  4. Time, of course; disposable income (or the tech/savvy for “piracy”); literacy in languages that have a literary tradition and a publishing industry; a literary education of some sort, that sort of thing. By which last I don't mean a schooling but just that even the most didactic of autodidacts must come and drink of their own accord, if only to learn what they like. (Obviously this metaphor is not about drinking from either the Pierian spring nor the Castalian, or any particular named magical spring/quest location. Reading the canons depends on reading widely, not the other way around; reading widely depends on reading-at-all. So maybe just water itself, ubiquitous, precious and polluted.)  

  5. In a hideous symmetry, the US+UK publish five times as many titles per year as all South Asia put together, while having one-fifth the population. Maybe one in every thousand Americans is a novelist—some day if that proportion extends across the globe, we'll call that balance. But that's not a day that'll be seen by anybody now alive.  

  6. Of course, there are always plenty of people to act and argue in favour of this kind of excision. On the one hand, you want to ignore this contemptible time-wasting bullshit—e.g., the thing with the yellowface-pseudonym guy7 or more recently, the risible rant from Michael Grant on how “there is no YA or middle grade author of any gender, or of any race, who has put more diversity into more books than me”—but on the other hand maybe it's better to have this shit out in the open so you know not to step in it.  

  7. The problem with which is not that some asshole can hack a nonwhite editor's sense of poco solidarity (which is just a special case of historically rooted empathy, and not something that comes with harshly policed borders). The problem is Hudson's imperial entitlement and arrogance; by including the poem, Alexie is saying that this is not just a lone rogue poet behaving badly but an arrogance very much ensconced and institutionalized in the mainstream of what is Best, and American. Which seems accurate, and preferable to allowing this sort of pustule to fester unseen and deniable. (One familiar objection to the use of “nonwhite”, as I used it above, that it centres whiteness.
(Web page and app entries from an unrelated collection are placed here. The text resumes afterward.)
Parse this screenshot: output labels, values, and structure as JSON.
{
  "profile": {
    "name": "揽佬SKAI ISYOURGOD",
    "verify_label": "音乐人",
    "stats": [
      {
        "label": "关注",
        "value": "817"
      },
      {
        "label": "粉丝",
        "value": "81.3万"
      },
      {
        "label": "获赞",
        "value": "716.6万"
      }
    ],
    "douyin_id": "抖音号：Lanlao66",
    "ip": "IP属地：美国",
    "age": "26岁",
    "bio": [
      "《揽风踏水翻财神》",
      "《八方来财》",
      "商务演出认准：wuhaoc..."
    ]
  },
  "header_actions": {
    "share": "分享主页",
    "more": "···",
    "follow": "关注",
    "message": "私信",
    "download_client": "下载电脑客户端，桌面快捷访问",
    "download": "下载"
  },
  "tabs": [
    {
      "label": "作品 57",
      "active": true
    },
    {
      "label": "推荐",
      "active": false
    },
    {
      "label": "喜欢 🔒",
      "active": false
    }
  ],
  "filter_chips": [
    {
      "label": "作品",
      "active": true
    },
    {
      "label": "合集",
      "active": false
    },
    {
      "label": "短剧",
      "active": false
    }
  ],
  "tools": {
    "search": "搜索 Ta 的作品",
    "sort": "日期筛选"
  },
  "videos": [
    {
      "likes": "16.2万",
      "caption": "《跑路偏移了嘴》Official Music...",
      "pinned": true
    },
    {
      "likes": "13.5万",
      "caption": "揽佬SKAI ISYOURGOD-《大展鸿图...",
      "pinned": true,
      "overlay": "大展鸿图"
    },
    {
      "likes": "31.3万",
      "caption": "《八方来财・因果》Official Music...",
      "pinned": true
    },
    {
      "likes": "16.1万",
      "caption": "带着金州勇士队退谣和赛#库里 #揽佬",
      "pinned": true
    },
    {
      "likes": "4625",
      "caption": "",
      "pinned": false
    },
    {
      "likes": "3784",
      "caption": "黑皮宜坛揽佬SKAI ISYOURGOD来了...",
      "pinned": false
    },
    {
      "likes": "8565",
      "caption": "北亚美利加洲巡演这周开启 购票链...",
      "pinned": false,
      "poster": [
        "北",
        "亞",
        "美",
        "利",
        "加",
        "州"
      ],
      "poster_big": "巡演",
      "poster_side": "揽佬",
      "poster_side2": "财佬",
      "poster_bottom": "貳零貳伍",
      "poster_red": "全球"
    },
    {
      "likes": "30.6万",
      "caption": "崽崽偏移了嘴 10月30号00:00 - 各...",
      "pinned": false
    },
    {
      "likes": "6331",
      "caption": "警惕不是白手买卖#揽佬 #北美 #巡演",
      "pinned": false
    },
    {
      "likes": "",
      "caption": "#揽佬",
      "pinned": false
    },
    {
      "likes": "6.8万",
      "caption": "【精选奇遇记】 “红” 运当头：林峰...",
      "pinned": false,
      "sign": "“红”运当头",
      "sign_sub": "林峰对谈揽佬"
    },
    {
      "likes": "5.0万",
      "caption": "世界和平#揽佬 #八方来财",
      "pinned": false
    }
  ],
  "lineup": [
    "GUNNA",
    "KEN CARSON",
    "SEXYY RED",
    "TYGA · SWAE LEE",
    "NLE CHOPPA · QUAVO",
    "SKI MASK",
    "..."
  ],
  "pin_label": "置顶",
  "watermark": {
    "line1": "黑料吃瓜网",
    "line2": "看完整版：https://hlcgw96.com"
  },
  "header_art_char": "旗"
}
But the whole point of “whiteness” is that it is already centred, by definition: it was invented to occupy the centre and deny it to others. Allowing it to fester and necrotize unacknowledged renders the entire ethnographic discourse gangrenous.)